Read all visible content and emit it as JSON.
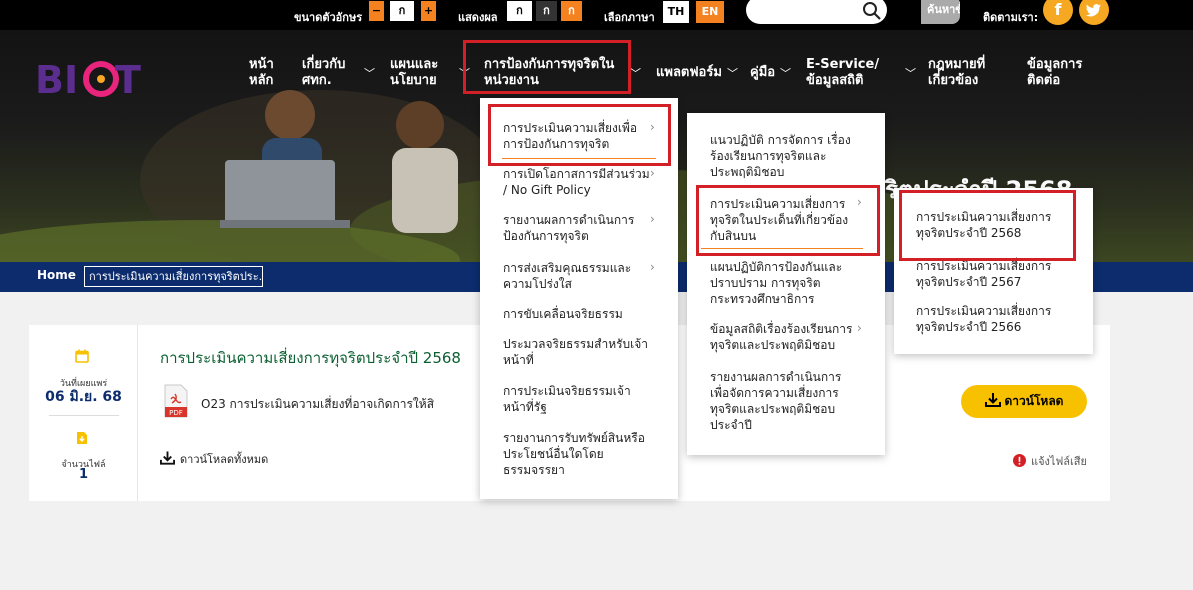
{
  "topbar": {
    "font_size_label": "ขนาดตัวอักษร",
    "font_minus": "−",
    "font_normal": "ก",
    "font_plus": "+",
    "display_label": "แสดงผล",
    "display_a": "ก",
    "display_b": "ก",
    "display_c": "ก",
    "language_label": "เลือกภาษา",
    "lang_th": "TH",
    "lang_en": "EN",
    "search_placeholder": "",
    "advanced_search": "ค้นหาขั้นสูง",
    "follow_label": "ติดตามเรา:",
    "facebook": "f",
    "twitter": "t"
  },
  "nav": {
    "home": "หน้าหลัก",
    "about": "เกี่ยวกับ ศทก.",
    "plan": "แผนและนโยบาย",
    "anticorruption": "การป้องกันการทุจริตในหน่วยงาน",
    "platform": "แพลตฟอร์ม",
    "manual": "คู่มือ",
    "eservice": "E-Service/ข้อมูลสถิติ",
    "law": "กฎหมายที่เกี่ยวข้อง",
    "contact": "ข้อมูลการติดต่อ"
  },
  "hero": {
    "title": "ริตประจำปี 2568"
  },
  "breadcrumb": {
    "home": "Home",
    "current": "การประเมินความเสี่ยงการทุจริตประ..."
  },
  "menu1": {
    "items": [
      "การประเมินความเสี่ยงเพื่อการป้องกันการทุจริต",
      "การเปิดโอกาสการมีส่วนร่วม / No Gift Policy",
      "รายงานผลการดำเนินการป้องกันการทุจริต",
      "การส่งเสริมคุณธรรมและความโปร่งใส",
      "การขับเคลื่อนจริยธรรม",
      "ประมวลจริยธรรมสำหรับเจ้าหน้าที่",
      "การประเมินจริยธรรมเจ้าหน้าที่รัฐ",
      "รายงานการรับทรัพย์สินหรือประโยชน์อื่นใดโดยธรรมจรรยา"
    ]
  },
  "menu2": {
    "items": [
      "แนวปฏิบัติ การจัดการ เรื่องร้องเรียนการทุจริตและประพฤติมิชอบ",
      "การประเมินความเสี่ยงการทุจริตในประเด็นที่เกี่ยวข้องกับสินบน",
      "แผนปฏิบัติการป้องกันและปราบปราม การทุจริต กระทรวงศึกษาธิการ",
      "ข้อมูลสถิติเรื่องร้องเรียนการทุจริตและประพฤติมิชอบ",
      "รายงานผลการดำเนินการเพื่อจัดการความเสี่ยงการทุจริตและประพฤติมิชอบประจำปี"
    ]
  },
  "menu3": {
    "items": [
      "การประเมินความเสี่ยงการทุจริตประจำปี 2568",
      "การประเมินความเสี่ยงการทุจริตประจำปี 2567",
      "การประเมินความเสี่ยงการทุจริตประจำปี 2566"
    ]
  },
  "card": {
    "published_label": "วันที่เผยแพร่",
    "published_date": "06 มิ.ย. 68",
    "file_count_label": "จำนวนไฟล์",
    "file_count": "1",
    "title": "การประเมินความเสี่ยงการทุจริตประจำปี 2568",
    "pdf_label": "PDF",
    "file_name": "O23 การประเมินความเสี่ยงที่อาจเกิดการให้สิ",
    "download": "ดาวน์โหลด",
    "download_all": "ดาวน์โหลดทั้งหมด",
    "report_broken": "แจ้งไฟล์เสีย"
  },
  "colors": {
    "accent_orange": "#f58220",
    "crumb_navy": "#0c2c6e",
    "title_green": "#0b5f31",
    "download_yellow": "#f7c100",
    "highlight_red": "#d32027"
  }
}
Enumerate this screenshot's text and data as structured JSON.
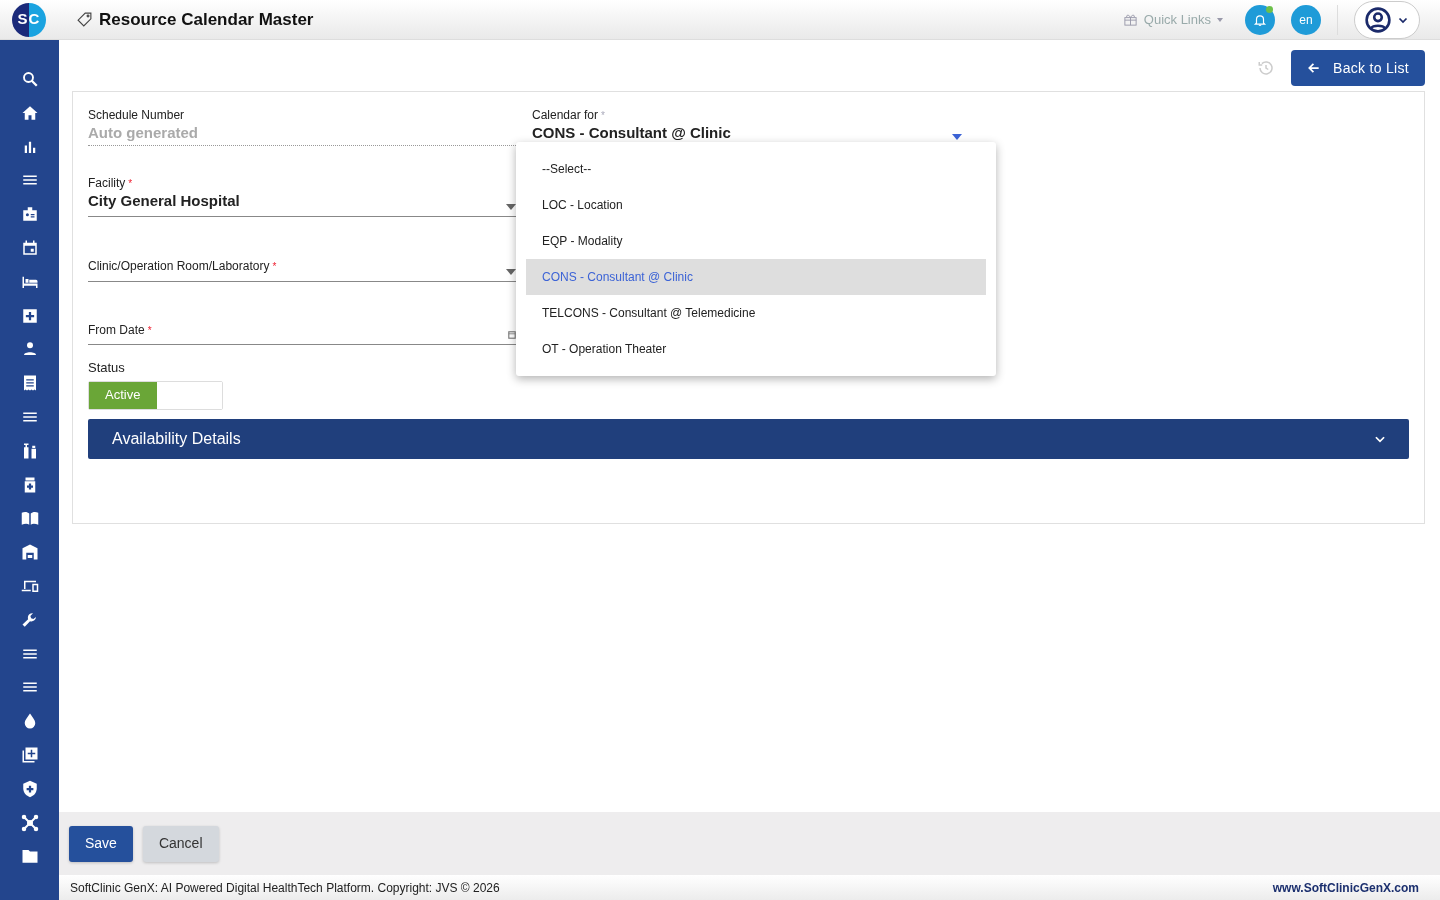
{
  "header": {
    "logo": "SC",
    "title": "Resource Calendar Master",
    "quick_links": "Quick Links",
    "language": "en"
  },
  "toolbar": {
    "back_button": "Back to List"
  },
  "form": {
    "schedule_number": {
      "label": "Schedule Number",
      "placeholder": "Auto generated"
    },
    "facility": {
      "label": "Facility",
      "required_mark": "*",
      "value": "City General Hospital"
    },
    "clinic": {
      "label": "Clinic/Operation Room/Laboratory",
      "required_mark": "*"
    },
    "from_date": {
      "label": "From Date",
      "required_mark": "*"
    },
    "calendar_for": {
      "label": "Calendar for",
      "required_mark": "*",
      "value": "CONS - Consultant @ Clinic",
      "expanded": true,
      "options": [
        {
          "label": "--Select--",
          "selected": false
        },
        {
          "label": "LOC - Location",
          "selected": false
        },
        {
          "label": "EQP - Modality",
          "selected": false
        },
        {
          "label": "CONS - Consultant @ Clinic",
          "selected": true
        },
        {
          "label": "TELCONS - Consultant @ Telemedicine",
          "selected": false
        },
        {
          "label": "OT - Operation Theater",
          "selected": false
        }
      ]
    },
    "status": {
      "label": "Status",
      "toggle": "Active",
      "on": true
    }
  },
  "section": {
    "title": "Availability Details",
    "expanded": false
  },
  "buttons": [
    {
      "label": "Save",
      "kind": "primary"
    },
    {
      "label": "Cancel",
      "kind": "secondary"
    }
  ],
  "footer": {
    "copyright": "SoftClinic GenX: AI Powered Digital HealthTech Platform. Copyright: JVS © 2026",
    "link": "www.SoftClinicGenX.com"
  }
}
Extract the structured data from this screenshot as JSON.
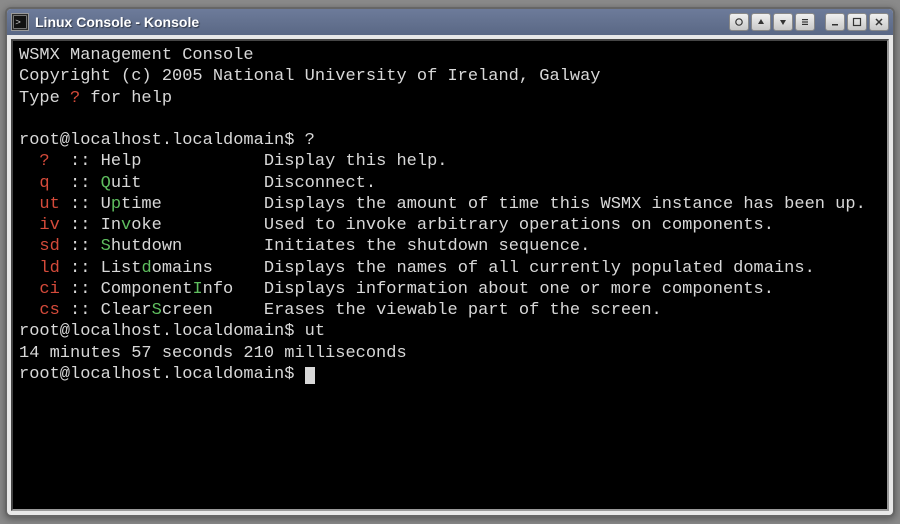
{
  "window": {
    "title": "Linux Console - Konsole"
  },
  "header": {
    "line1": "WSMX Management Console",
    "line2": "Copyright (c) 2005 National University of Ireland, Galway",
    "line3_pre": "Type ",
    "line3_cmd": "?",
    "line3_post": " for help"
  },
  "prompt1": {
    "text": "root@localhost.localdomain$ ",
    "cmd": "?"
  },
  "help": [
    {
      "alias": "?",
      "sep": "  :: ",
      "cmd_pre": "",
      "cmd_hl": "",
      "cmd_post": "Help",
      "pad": "            ",
      "desc": "Display this help."
    },
    {
      "alias": "q",
      "sep": "  :: ",
      "cmd_pre": "",
      "cmd_hl": "Q",
      "cmd_post": "uit",
      "pad": "            ",
      "desc": "Disconnect."
    },
    {
      "alias": "ut",
      "sep": " :: ",
      "cmd_pre": "U",
      "cmd_hl": "p",
      "cmd_post": "time",
      "pad": "          ",
      "desc": "Displays the amount of time this WSMX instance has been up."
    },
    {
      "alias": "iv",
      "sep": " :: ",
      "cmd_pre": "In",
      "cmd_hl": "v",
      "cmd_post": "oke",
      "pad": "          ",
      "desc": "Used to invoke arbitrary operations on components."
    },
    {
      "alias": "sd",
      "sep": " :: ",
      "cmd_pre": "",
      "cmd_hl": "S",
      "cmd_post": "hutdown",
      "pad": "        ",
      "desc": "Initiates the shutdown sequence."
    },
    {
      "alias": "ld",
      "sep": " :: ",
      "cmd_pre": "List",
      "cmd_hl": "d",
      "cmd_post": "omains",
      "pad": "     ",
      "desc": "Displays the names of all currently populated domains."
    },
    {
      "alias": "ci",
      "sep": " :: ",
      "cmd_pre": "Component",
      "cmd_hl": "I",
      "cmd_post": "nfo",
      "pad": "   ",
      "desc": "Displays information about one or more components."
    },
    {
      "alias": "cs",
      "sep": " :: ",
      "cmd_pre": "Clear",
      "cmd_hl": "S",
      "cmd_post": "creen",
      "pad": "     ",
      "desc": "Erases the viewable part of the screen."
    }
  ],
  "prompt2": {
    "text": "root@localhost.localdomain$ ",
    "cmd": "ut"
  },
  "output2": "14 minutes 57 seconds 210 milliseconds",
  "prompt3": {
    "text": "root@localhost.localdomain$ "
  }
}
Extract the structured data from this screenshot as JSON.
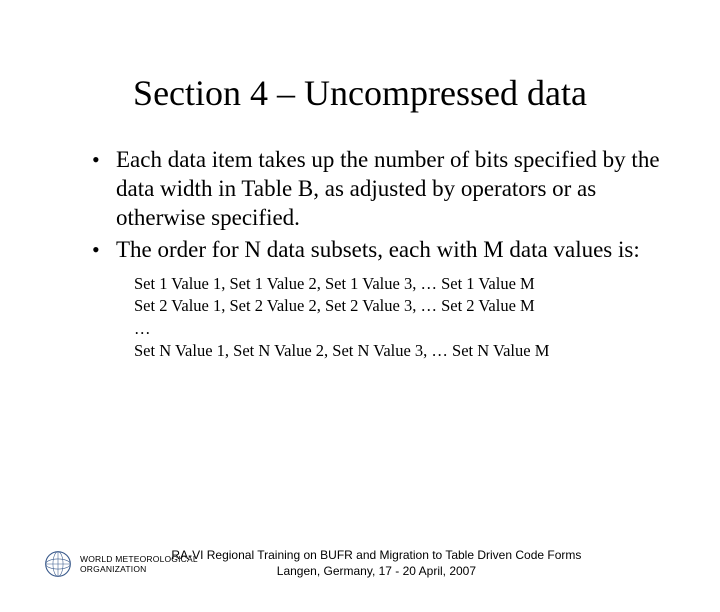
{
  "title": "Section 4 – Uncompressed data",
  "bullets": [
    "Each data item takes up the number of bits specified by the data width in Table B, as adjusted by operators or as otherwise specified.",
    "The order for N data subsets, each with M data values is:"
  ],
  "sublines": [
    "Set 1 Value 1, Set 1 Value 2, Set 1 Value 3, … Set 1 Value M",
    "Set 2 Value 1, Set 2 Value 2, Set 2 Value 3, … Set 2 Value M",
    "…",
    "Set N Value 1, Set N Value 2, Set N Value 3, … Set N Value M"
  ],
  "footer": {
    "org_line1": "WORLD METEOROLOGICAL",
    "org_line2": "ORGANIZATION",
    "right_line1": "RA-VI Regional Training on BUFR and Migration to Table Driven Code Forms",
    "right_line2": "Langen, Germany, 17 - 20 April, 2007"
  }
}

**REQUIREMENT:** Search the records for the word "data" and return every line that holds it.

**TASK OUTPUT:**
Enumerate this screenshot's text and data as structured JSON.
Extract the structured data from this screenshot as JSON.
Extract the structured data from this screenshot as JSON.
  "title": "Section 4 – Uncompressed data",
    "Each data item takes up the number of bits specified by the data width in Table B, as adjusted by operators or as otherwise specified.",
    "The order for N data subsets, each with M data values is:"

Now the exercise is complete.